The completion of the M60 was also followed
by a number of factory closure announcements in the Denton, Audenshaw
and Guide Bridge areas. Although, there is, belatedly, talk of
investment in Retail projects in Denton, it is feared that jobs
will go to car-bound commuters from outside the area, thus increasing
traffic congestion even more. Further, because the two larger
planned developments will not be either in Denton town centre,
or even on the A57 corridor, commercial bus operators will not
be interested in serving them, thus creating yet more of a gap
between retail choices and price savings for motorists compared
Further afield, transport links remain poor:
Service 347 continues to serve the borough seat and main shopping
areas of Denton and Ashton, with a healthy catchment on other
parts of the route, not just Haughton Green. Evening loadings
remain remarkably healthy on this route, albeit the last bus no
longer carries a full load home from the pub, and unfortunately,
a high proportion of weekday evening passengers are gangs of kids.
Service 204 is undermined, not only by traffic congestion, but
also by its city terminus on the periphery of Manchesteruntil
1995 it ran all the way through the city centre to Victoria Rail
Station. Because the economy of Greater Manchester is moving more
and more to the south; South Manchester, Stockport and Trafford,
service 322 should be the route with the most potential to improve
job prospects for residents in the area. Unfortunately, it only
runs hourly, gets caught up in traffic congestion approaching
Stockport, and the connections for services to Manchester Airport
(bus), Birmingham and Sheffield (train) could hardly be worse.
In addition, the service is run by a single-decker, and over-loading
is not unknown in the evening peak, such that there has been occasion
when people have had to wait an hour for the bus to come round
again. A similar situation with less serious consequences, as
the bus runs every 15-30 minutes, has happened with service 204
out of Manchester. This too, is a problem partially created by
existing legislation, which has outlawed loading restrictions.
In both cases, Haughton Green bound passengers are fighting for
capacity with short riders who have far more choice of buses.
With major employment centres becoming more
and more isolated, it is success stories like the Trafford Centre

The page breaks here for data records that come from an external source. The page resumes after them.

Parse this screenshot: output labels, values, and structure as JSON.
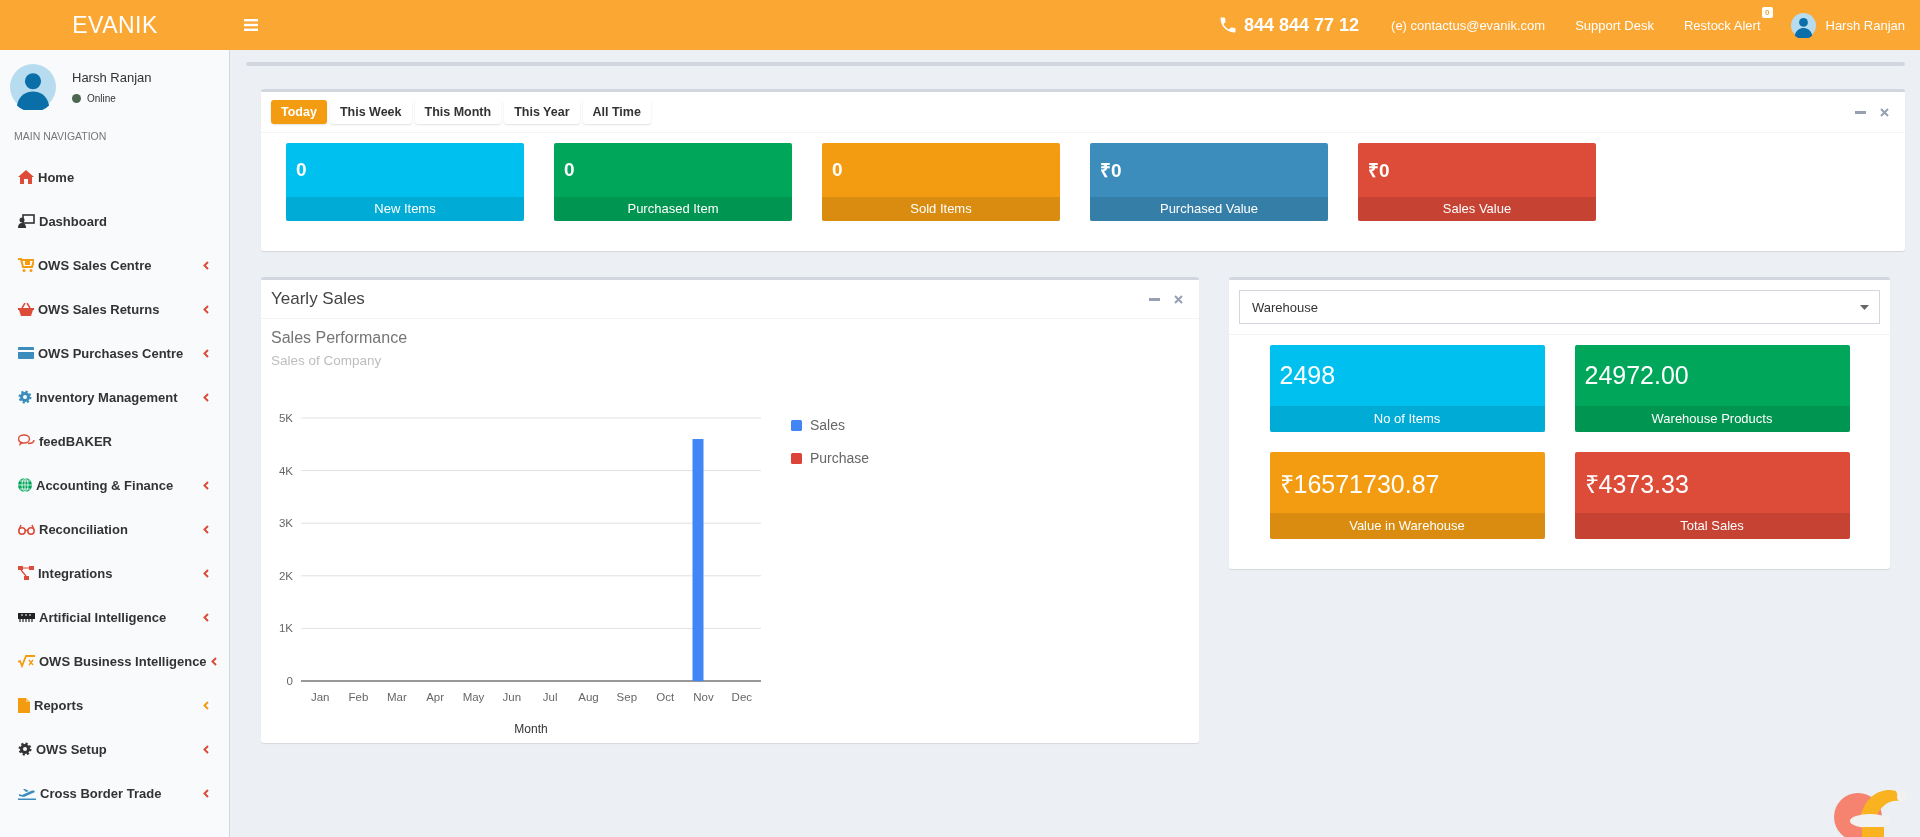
{
  "header": {
    "logo": "EVANIK",
    "phone": "844 844 77 12",
    "email": "(e) contactus@evanik.com",
    "links": [
      "Support Desk"
    ],
    "restock": {
      "label": "Restock Alert",
      "badge": "0"
    },
    "user": "Harsh Ranjan"
  },
  "sidebar": {
    "user": {
      "name": "Harsh Ranjan",
      "status": "Online"
    },
    "heading": "MAIN NAVIGATION",
    "items": [
      {
        "label": "Home",
        "has_submenu": false
      },
      {
        "label": "Dashboard",
        "has_submenu": false
      },
      {
        "label": "OWS Sales Centre",
        "has_submenu": true
      },
      {
        "label": "OWS Sales Returns",
        "has_submenu": true
      },
      {
        "label": "OWS Purchases Centre",
        "has_submenu": true
      },
      {
        "label": "Inventory Management",
        "has_submenu": true
      },
      {
        "label": "feedBAKER",
        "has_submenu": false
      },
      {
        "label": "Accounting & Finance",
        "has_submenu": true
      },
      {
        "label": "Reconciliation",
        "has_submenu": true
      },
      {
        "label": "Integrations",
        "has_submenu": true
      },
      {
        "label": "Artificial Intelligence",
        "has_submenu": true
      },
      {
        "label": "OWS Business Intelligence",
        "has_submenu": true
      },
      {
        "label": "Reports",
        "has_submenu": true
      },
      {
        "label": "OWS Setup",
        "has_submenu": true
      },
      {
        "label": "Cross Border Trade",
        "has_submenu": true
      }
    ]
  },
  "summary": {
    "tabs": [
      {
        "label": "Today",
        "selected": true
      },
      {
        "label": "This Week",
        "selected": false
      },
      {
        "label": "This Month",
        "selected": false
      },
      {
        "label": "This Year",
        "selected": false
      },
      {
        "label": "All Time",
        "selected": false
      }
    ],
    "stats": [
      {
        "value": "0",
        "label": "New Items",
        "color": "#00c0ef"
      },
      {
        "value": "0",
        "label": "Purchased Item",
        "color": "#00a65a"
      },
      {
        "value": "0",
        "label": "Sold Items",
        "color": "#f39c12"
      },
      {
        "value": "₹0",
        "label": "Purchased Value",
        "color": "#3c8dbc"
      },
      {
        "value": "₹0",
        "label": "Sales Value",
        "color": "#dd4b39"
      }
    ]
  },
  "yearly_sales": {
    "title": "Yearly Sales",
    "chart_title": "Sales Performance",
    "chart_subtitle": "Sales of Company",
    "chart_data": {
      "type": "bar",
      "xlabel": "Month",
      "categories": [
        "Jan",
        "Feb",
        "Mar",
        "Apr",
        "May",
        "Jun",
        "Jul",
        "Aug",
        "Sep",
        "Oct",
        "Nov",
        "Dec"
      ],
      "series": [
        {
          "name": "Sales",
          "color": "#4285f4",
          "values": [
            0,
            0,
            0,
            0,
            0,
            0,
            0,
            0,
            0,
            0,
            4600,
            0
          ]
        },
        {
          "name": "Purchase",
          "color": "#db4437",
          "values": [
            0,
            0,
            0,
            0,
            0,
            0,
            0,
            0,
            0,
            0,
            0,
            0
          ]
        }
      ],
      "ylim": [
        0,
        5000
      ],
      "grid": true,
      "yticks": [
        {
          "value": 0,
          "label": "0"
        },
        {
          "value": 1000,
          "label": "1K"
        },
        {
          "value": 2000,
          "label": "2K"
        },
        {
          "value": 3000,
          "label": "3K"
        },
        {
          "value": 4000,
          "label": "4K"
        },
        {
          "value": 5000,
          "label": "5K"
        }
      ]
    }
  },
  "warehouse": {
    "select": "Warehouse",
    "stats": [
      {
        "value": "2498",
        "label": "No of Items",
        "color": "#00c0ef"
      },
      {
        "value": "24972.00",
        "label": "Warehouse Products",
        "color": "#00a65a"
      },
      {
        "value": "₹16571730.87",
        "label": "Value in Warehouse",
        "color": "#f39c12"
      },
      {
        "value": "₹4373.33",
        "label": "Total Sales",
        "color": "#dd4b39"
      }
    ]
  }
}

and Manchester Airport that need to be considered in this context.
Both are 24-hour operations, but even an 8 am start would prove
particularly unattractive by public transport. To reach the Trafford

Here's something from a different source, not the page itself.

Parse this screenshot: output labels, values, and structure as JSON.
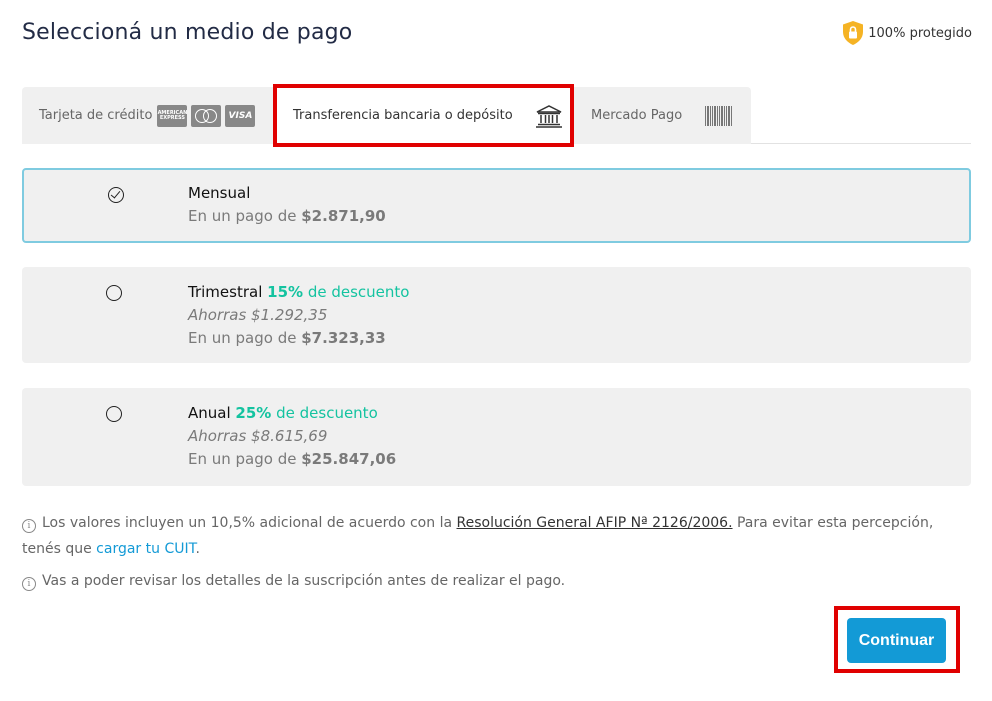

Centre (about 14 miles away) by 8 am on a weekday would require
catching the first bus of the day at 6 am (though Saturday is

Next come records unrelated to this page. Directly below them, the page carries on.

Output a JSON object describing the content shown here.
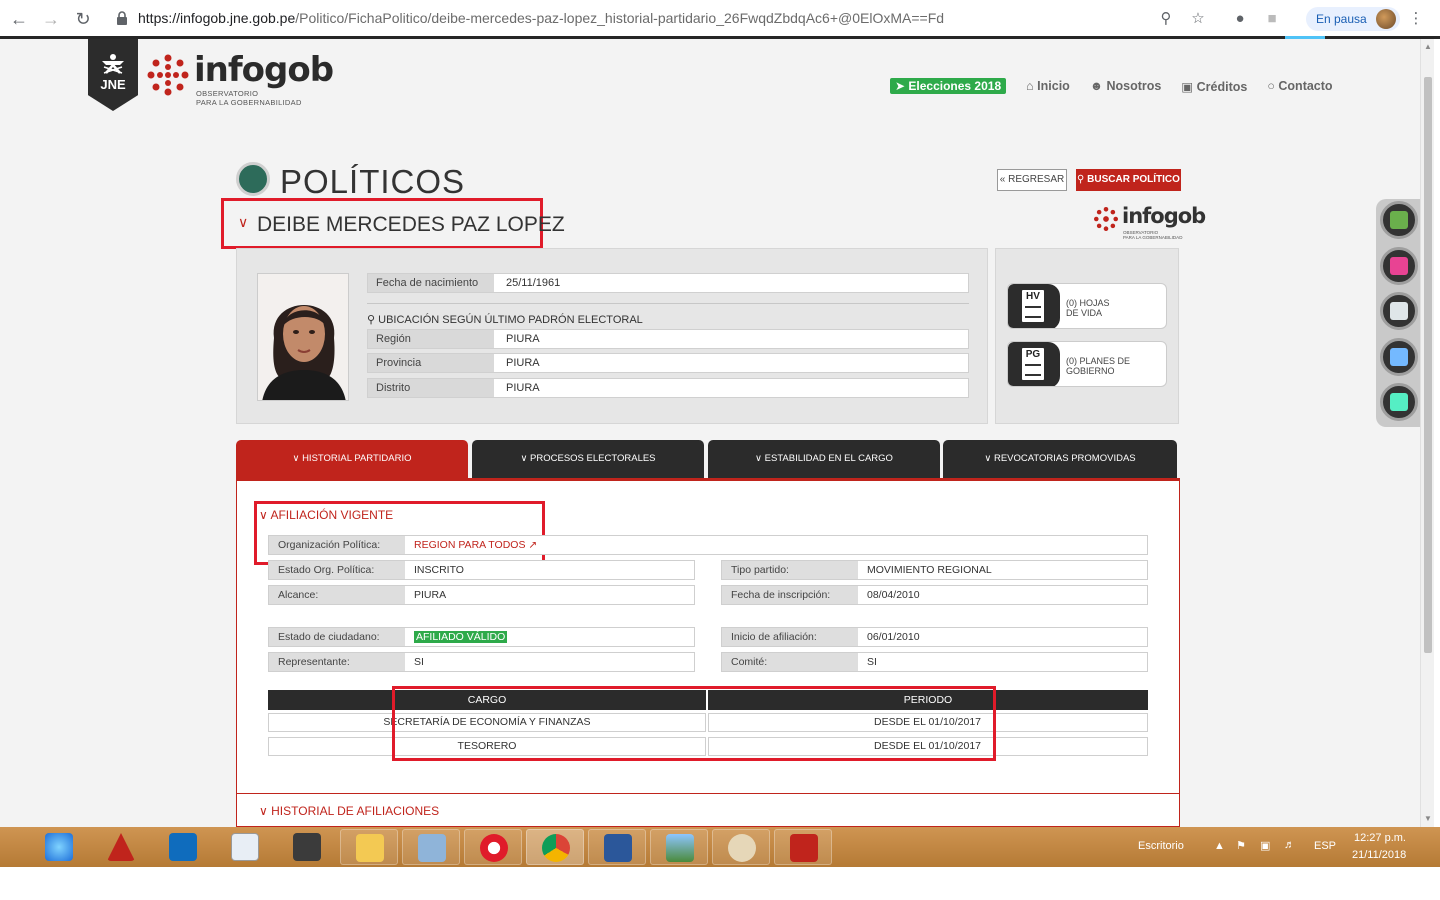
{
  "browser": {
    "url_host": "https://infogob.jne.gob.pe",
    "url_path": "/Politico/FichaPolitico/deibe-mercedes-paz-lopez_historial-partidario_26FwqdZbdqAc6+@0ElOxMA==Fd",
    "paused_label": "En pausa"
  },
  "header": {
    "jne_label": "JNE",
    "logo_word": "infogob",
    "logo_sub_1": "OBSERVATORIO",
    "logo_sub_2": "PARA LA GOBERNABILIDAD",
    "nav": [
      "Elecciones 2018",
      "Inicio",
      "Nosotros",
      "Créditos",
      "Contacto"
    ]
  },
  "page": {
    "title": "POLÍTICOS",
    "back_label": "« REGRESAR",
    "search_label": "BUSCAR POLÍTICO",
    "person_name": "DEIBE MERCEDES PAZ LOPEZ"
  },
  "profile": {
    "birth_label": "Fecha de nacimiento",
    "birth_value": "25/11/1961",
    "location_heading": "UBICACIÓN SEGÚN ÚLTIMO PADRÓN ELECTORAL",
    "region_label": "Región",
    "region_value": "PIURA",
    "province_label": "Provincia",
    "province_value": "PIURA",
    "district_label": "Distrito",
    "district_value": "PIURA"
  },
  "documents": {
    "hv_code": "HV",
    "hv_label_1": "(0) HOJAS",
    "hv_label_2": "DE VIDA",
    "pg_code": "PG",
    "pg_label_1": "(0) PLANES DE",
    "pg_label_2": "GOBIERNO"
  },
  "tabs": [
    "HISTORIAL PARTIDARIO",
    "PROCESOS ELECTORALES",
    "ESTABILIDAD EN EL CARGO",
    "REVOCATORIAS PROMOVIDAS"
  ],
  "affiliation": {
    "title": "AFILIACIÓN VIGENTE",
    "org_label": "Organización Política:",
    "org_value": "REGION PARA TODOS",
    "estado_org_label": "Estado Org. Política:",
    "estado_org_value": "INSCRITO",
    "tipo_label": "Tipo partido:",
    "tipo_value": "MOVIMIENTO REGIONAL",
    "alcance_label": "Alcance:",
    "alcance_value": "PIURA",
    "fecha_insc_label": "Fecha de inscripción:",
    "fecha_insc_value": "08/04/2010",
    "estado_ciud_label": "Estado de ciudadano:",
    "estado_ciud_value": "AFILIADO VÁLIDO",
    "inicio_label": "Inicio de afiliación:",
    "inicio_value": "06/01/2010",
    "representante_label": "Representante:",
    "representante_value": "SI",
    "comite_label": "Comité:",
    "comite_value": "SI"
  },
  "cargos": {
    "headers": [
      "CARGO",
      "PERIODO"
    ],
    "rows": [
      {
        "cargo": "SECRETARÍA DE ECONOMÍA Y FINANZAS",
        "periodo": "DESDE EL 01/10/2017"
      },
      {
        "cargo": "TESORERO",
        "periodo": "DESDE EL 01/10/2017"
      }
    ]
  },
  "historial_title": "HISTORIAL DE AFILIACIONES",
  "taskbar": {
    "escritorio": "Escritorio",
    "lang": "ESP",
    "time": "12:27 p.m.",
    "date": "21/11/2018"
  },
  "colors": {
    "accent_red": "#c0241c",
    "highlight_red": "#e01b2a",
    "dark": "#2b2b2b",
    "green": "#2eaa4a"
  }
}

slightly easier), but it could not be reached until after 9 am
on a Sunday. Manchester Airport is about 12 miles away by road
(but less than eight miles by air). In this case a 6.30 am start
would be needed for a long and expensive journey by bus to Manchester
and then train back out to the Airportalthough a much quicker
and cheaper possibility through Stockport exists "on paper"
until 7 September. On a Sunday, it would again be after 9 am,
and on Bank Holidays about 10 am. In the case of the Airport,
this also means public transport is ruled out as an Airline passenger
in many cases, raising the perverse scenario that it can cost
a Haughton Green resident living under the Approach flight path
more in taxi fares to reach the Airport, than it costs rich Southerners
in air fare to fly from Stansted or Luton to Europe! Almost as
perverse, is the fact that if I lived in Buxton (28 road-miles
from the Airport), a Derbyshire town with high car-ownership and
little political or economic dependence on Greater Manchester,
I could reach the Airport well before 6 am by bus, on 362 days
On the surface, this looks like evidence to
illustrate that the bus industry is failing some of its customers,
and is widening the social exclusion gap. However, the whole point
is that they are doing so by following the legislation that you,
the House of Commons, passed in 1985 and endorsed in 2000. This
Legislation says that they cannot cross-subsidise and must act
in a purely business like manner by maximising profits on each
and every registered journey. Indeed, the law says they cannot
make a sustained operating loss on any individual journey, no
matter how beneficial that journey might be to individual taxpayers.